## To do
The listing is to be returned word for word, without its images.

## Record extracts
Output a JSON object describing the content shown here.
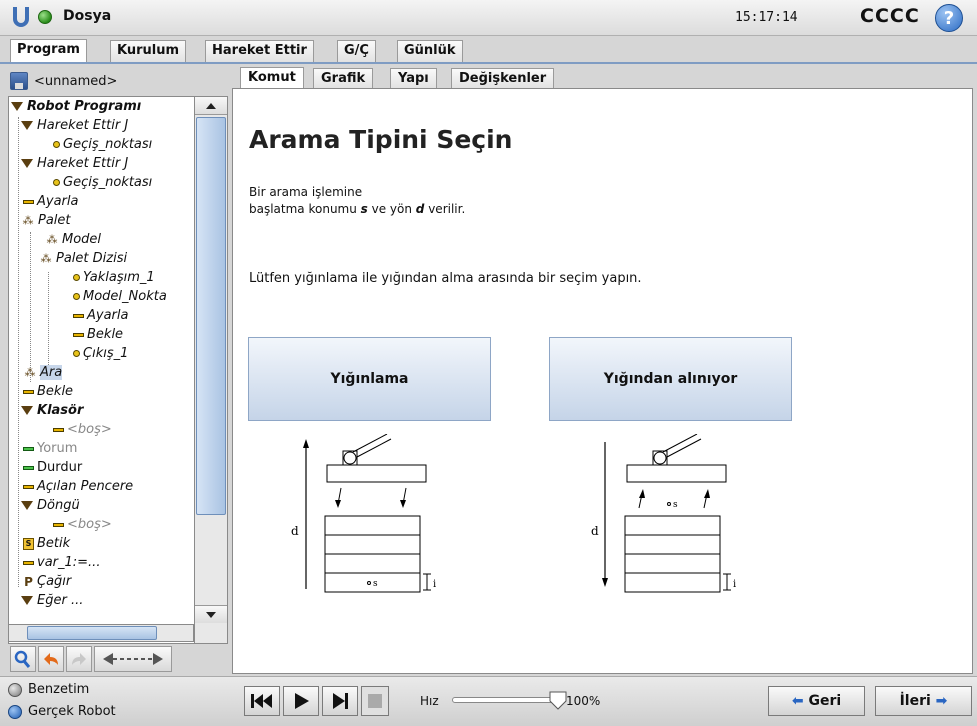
{
  "header": {
    "file_menu": "Dosya",
    "clock": "15:17:14",
    "robot_name": "CCCC",
    "help": "?"
  },
  "main_tabs": [
    "Program",
    "Kurulum",
    "Hareket Ettir",
    "G/Ç",
    "Günlük"
  ],
  "sidebar": {
    "program_name": "<unnamed>",
    "tree": [
      {
        "label": "Robot Programı",
        "icon": "triangle-down-icon"
      },
      {
        "label": "Hareket Ettir J",
        "icon": "triangle-down-icon"
      },
      {
        "label": "Geçiş_noktası",
        "icon": "waypoint-icon"
      },
      {
        "label": "Hareket Ettir J",
        "icon": "triangle-down-icon"
      },
      {
        "label": "Geçiş_noktası",
        "icon": "waypoint-icon"
      },
      {
        "label": "Ayarla",
        "icon": "set-icon"
      },
      {
        "label": "Palet",
        "icon": "pallet-icon"
      },
      {
        "label": "Model",
        "icon": "pallet-icon"
      },
      {
        "label": "Palet Dizisi",
        "icon": "pallet-icon"
      },
      {
        "label": "Yaklaşım_1",
        "icon": "waypoint-icon"
      },
      {
        "label": "Model_Nokta",
        "icon": "waypoint-icon"
      },
      {
        "label": "Ayarla",
        "icon": "set-icon"
      },
      {
        "label": "Bekle",
        "icon": "wait-icon"
      },
      {
        "label": "Çıkış_1",
        "icon": "waypoint-icon"
      },
      {
        "label": "Ara",
        "icon": "pallet-icon"
      },
      {
        "label": "Bekle",
        "icon": "wait-icon"
      },
      {
        "label": "Klasör",
        "icon": "triangle-down-icon"
      },
      {
        "label": "<boş>",
        "icon": "empty-icon"
      },
      {
        "label": "Yorum",
        "icon": "comment-icon"
      },
      {
        "label": "Durdur",
        "icon": "halt-icon"
      },
      {
        "label": "Açılan Pencere",
        "icon": "popup-icon"
      },
      {
        "label": "Döngü",
        "icon": "triangle-down-icon"
      },
      {
        "label": "<boş>",
        "icon": "empty-icon"
      },
      {
        "label": "Betik",
        "icon": "script-icon"
      },
      {
        "label": "var_1:=...",
        "icon": "assignment-icon"
      },
      {
        "label": "Çağır",
        "icon": "call-icon"
      },
      {
        "label": "Eğer ...",
        "icon": "triangle-down-icon"
      }
    ]
  },
  "sub_tabs": [
    "Komut",
    "Grafik",
    "Yapı",
    "Değişkenler"
  ],
  "command": {
    "title": "Arama Tipini Seçin",
    "desc_line1": "Bir arama işlemine",
    "desc_line2_pre": "başlatma konumu ",
    "desc_s": "s",
    "desc_mid": " ve yön ",
    "desc_d": "d",
    "desc_post": " verilir.",
    "prompt": "Lütfen yığınlama ile yığından alma arasında bir seçim yapın.",
    "stack_button": "Yığınlama",
    "destack_button": "Yığından alınıyor",
    "diagram_d": "d",
    "diagram_s": "s",
    "diagram_i": "i"
  },
  "footer": {
    "simulation": "Benzetim",
    "real_robot": "Gerçek Robot",
    "speed_label": "Hız",
    "speed_value": "100%",
    "speed_fraction": 1.0,
    "back_button": "Geri",
    "next_button": "İleri"
  }
}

## Finished exercise
Output a JSON object describing the content shown here.
{
  "header": {
    "file_menu": "Dosya",
    "clock": "15:17:14",
    "robot_name": "CCCC",
    "help": "?"
  },
  "main_tabs": [
    "Program",
    "Kurulum",
    "Hareket Ettir",
    "G/Ç",
    "Günlük"
  ],
  "sidebar": {
    "program_name": "<unnamed>",
    "tree": [
      {
        "label": "Robot Programı",
        "icon": "triangle-down-icon"
      },
      {
        "label": "Hareket Ettir J",
        "icon": "triangle-down-icon"
      },
      {
        "label": "Geçiş_noktası",
        "icon": "waypoint-icon"
      },
      {
        "label": "Hareket Ettir J",
        "icon": "triangle-down-icon"
      },
      {
        "label": "Geçiş_noktası",
        "icon": "waypoint-icon"
      },
      {
        "label": "Ayarla",
        "icon": "set-icon"
      },
      {
        "label": "Palet",
        "icon": "pallet-icon"
      },
      {
        "label": "Model",
        "icon": "pallet-icon"
      },
      {
        "label": "Palet Dizisi",
        "icon": "pallet-icon"
      },
      {
        "label": "Yaklaşım_1",
        "icon": "waypoint-icon"
      },
      {
        "label": "Model_Nokta",
        "icon": "waypoint-icon"
      },
      {
        "label": "Ayarla",
        "icon": "set-icon"
      },
      {
        "label": "Bekle",
        "icon": "wait-icon"
      },
      {
        "label": "Çıkış_1",
        "icon": "waypoint-icon"
      },
      {
        "label": "Ara",
        "icon": "pallet-icon"
      },
      {
        "label": "Bekle",
        "icon": "wait-icon"
      },
      {
        "label": "Klasör",
        "icon": "triangle-down-icon"
      },
      {
        "label": "<boş>",
        "icon": "empty-icon"
      },
      {
        "label": "Yorum",
        "icon": "comment-icon"
      },
      {
        "label": "Durdur",
        "icon": "halt-icon"
      },
      {
        "label": "Açılan Pencere",
        "icon": "popup-icon"
      },
      {
        "label": "Döngü",
        "icon": "triangle-down-icon"
      },
      {
        "label": "<boş>",
        "icon": "empty-icon"
      },
      {
        "label": "Betik",
        "icon": "script-icon"
      },
      {
        "label": "var_1:=...",
        "icon": "assignment-icon"
      },
      {
        "label": "Çağır",
        "icon": "call-icon"
      },
      {
        "label": "Eğer ...",
        "icon": "triangle-down-icon"
      }
    ]
  },
  "sub_tabs": [
    "Komut",
    "Grafik",
    "Yapı",
    "Değişkenler"
  ],
  "command": {
    "title": "Arama Tipini Seçin",
    "desc_line1": "Bir arama işlemine",
    "desc_line2_pre": "başlatma konumu ",
    "desc_s": "s",
    "desc_mid": " ve yön ",
    "desc_d": "d",
    "desc_post": " verilir.",
    "prompt": "Lütfen yığınlama ile yığından alma arasında bir seçim yapın.",
    "stack_button": "Yığınlama",
    "destack_button": "Yığından alınıyor",
    "diagram_d": "d",
    "diagram_s": "s",
    "diagram_i": "i"
  },
  "footer": {
    "simulation": "Benzetim",
    "real_robot": "Gerçek Robot",
    "speed_label": "Hız",
    "speed_value": "100%",
    "speed_fraction": 1.0,
    "back_button": "Geri",
    "next_button": "İleri"
  }
}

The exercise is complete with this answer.